Through the passage, Petry makes use of figurative language most notably personification. Petry gives wind the ability to assault, fine grab, and pry. Theses human-like qualities transform the “cold November wind” into an antagonist for Lutie and the other pedestrians that deal with it. By giving Lutie an element that a post her. The wind is also given the human attribute of discouraging. It is only humans that can discourage other people. In the passage, “it did everything to discourage people from walking along the street” this statement asserts personification and also solidifies an urban setting as streets are commonly in urban centres. Petry further established duties relating to the urban setting. As Lutie attempted to redesign, the wind made it nearly impossible. Even the simplest of tasks was made difficult. By personifying wind, Petry solidifies Lutie’s relationship to the setting.
In conclusion, through the use of imagery, selection of detail and figurative language, Petry establishes Lutie Johnson’s relationship to the urban setting, that of a pedestrian searching for a place to stay. The three devices help to identify the setting of the passage. They give details which describe actions, events and the setting of an urban centre. Petry succeeds to establish the setting of the passage through imagery, selection of detail, and figurative language.
“The Street” Questions.
Break down the prompt into 4 questions:
What is the setting of the passage?
How does imagery achieve to establish the setting in the passage?
How does the selection of detail achieve to establish the setting in the passage?
In which way does figurative language help to achieve setting in the passage?
What is happening in the passage?
Lutie Johnson is on a house hunt and the wind is disturbing her and the pedestrians that all walking through the streets going for their daily errands.
What is the “it” that paragraph 2 refers to?
It refers to the wind. Later in that paragraph, we get a mention of wind blowing the papers high in the air and they ‘dance’ in the air.
Give two examples of personification and why they are significant?
The wind is personified as discouraging people. it is a human attribute to discourage therefore; the wind is personified. This is important since it helps to determine the reaction of people and what people feel about it.
The wind is also personified as having a hand which it uses to lift Lutie’s hair. This attribute helps to describe the mood of the people towards the wind.

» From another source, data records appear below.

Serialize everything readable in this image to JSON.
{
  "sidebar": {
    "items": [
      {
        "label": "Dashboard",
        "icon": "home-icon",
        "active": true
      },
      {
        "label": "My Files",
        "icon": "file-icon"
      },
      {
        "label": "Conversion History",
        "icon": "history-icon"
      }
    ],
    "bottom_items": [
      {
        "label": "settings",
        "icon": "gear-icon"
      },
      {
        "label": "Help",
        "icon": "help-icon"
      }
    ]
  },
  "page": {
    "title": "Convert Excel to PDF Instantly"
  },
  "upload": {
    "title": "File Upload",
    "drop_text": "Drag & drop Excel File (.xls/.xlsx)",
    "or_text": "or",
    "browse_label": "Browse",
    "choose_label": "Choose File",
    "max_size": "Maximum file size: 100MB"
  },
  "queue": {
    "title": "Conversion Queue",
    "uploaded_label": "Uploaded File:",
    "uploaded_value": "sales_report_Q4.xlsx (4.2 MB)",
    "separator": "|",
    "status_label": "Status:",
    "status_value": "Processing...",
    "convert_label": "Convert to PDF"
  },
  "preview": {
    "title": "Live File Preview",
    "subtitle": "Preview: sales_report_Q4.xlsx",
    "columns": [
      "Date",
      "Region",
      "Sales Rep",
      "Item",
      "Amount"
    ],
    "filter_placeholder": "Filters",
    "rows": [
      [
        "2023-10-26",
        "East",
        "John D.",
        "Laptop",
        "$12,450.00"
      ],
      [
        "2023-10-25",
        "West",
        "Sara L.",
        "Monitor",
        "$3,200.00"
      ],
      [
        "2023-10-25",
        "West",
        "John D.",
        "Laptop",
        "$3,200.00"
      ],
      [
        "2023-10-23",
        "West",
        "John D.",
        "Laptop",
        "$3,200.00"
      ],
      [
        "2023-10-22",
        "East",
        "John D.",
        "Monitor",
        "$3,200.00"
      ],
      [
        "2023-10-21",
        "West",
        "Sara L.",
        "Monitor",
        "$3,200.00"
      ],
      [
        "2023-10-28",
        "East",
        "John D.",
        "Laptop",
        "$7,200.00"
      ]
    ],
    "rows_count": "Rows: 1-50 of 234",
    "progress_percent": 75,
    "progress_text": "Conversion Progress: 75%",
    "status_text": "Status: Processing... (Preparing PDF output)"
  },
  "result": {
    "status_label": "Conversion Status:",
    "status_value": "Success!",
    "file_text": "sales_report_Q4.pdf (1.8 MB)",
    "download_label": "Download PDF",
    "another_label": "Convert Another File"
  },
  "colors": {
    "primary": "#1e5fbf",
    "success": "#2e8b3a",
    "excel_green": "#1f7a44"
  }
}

Give two examples of imagery and why they are significant?
The description of papers on the streets such as lodging meetings and theatre throwaways help to create mental images of the setting is described.
The description of the houses and the fact that now the iron is exposed as rusting reveals the state of the people and the town.
Give 2 examples of details and why they are significant?
The description of different types of paper that is wax paper and other papers help to reveal the activities of the place described in the village.
The apartment description as; three rooms, steam heat reveal the status of the people that stay in the place.
What kind of a person is Lutie Johnson in the passage?
A tenant who is in search of a place to stay.
What does Lutie Johnson realize by the end of the passage?
She realizes that she has found a place that she was looking for and it is reasonable according to her.
What is Lutie johnson’s relationship with the urban setting?
A sincere relationship since she likes to stay in the urban setting which offers what she exactly wants. She goes in search of a three-room apartment.
Why is this relationship significant?
The relationship helps us to establish her choice of place to stay.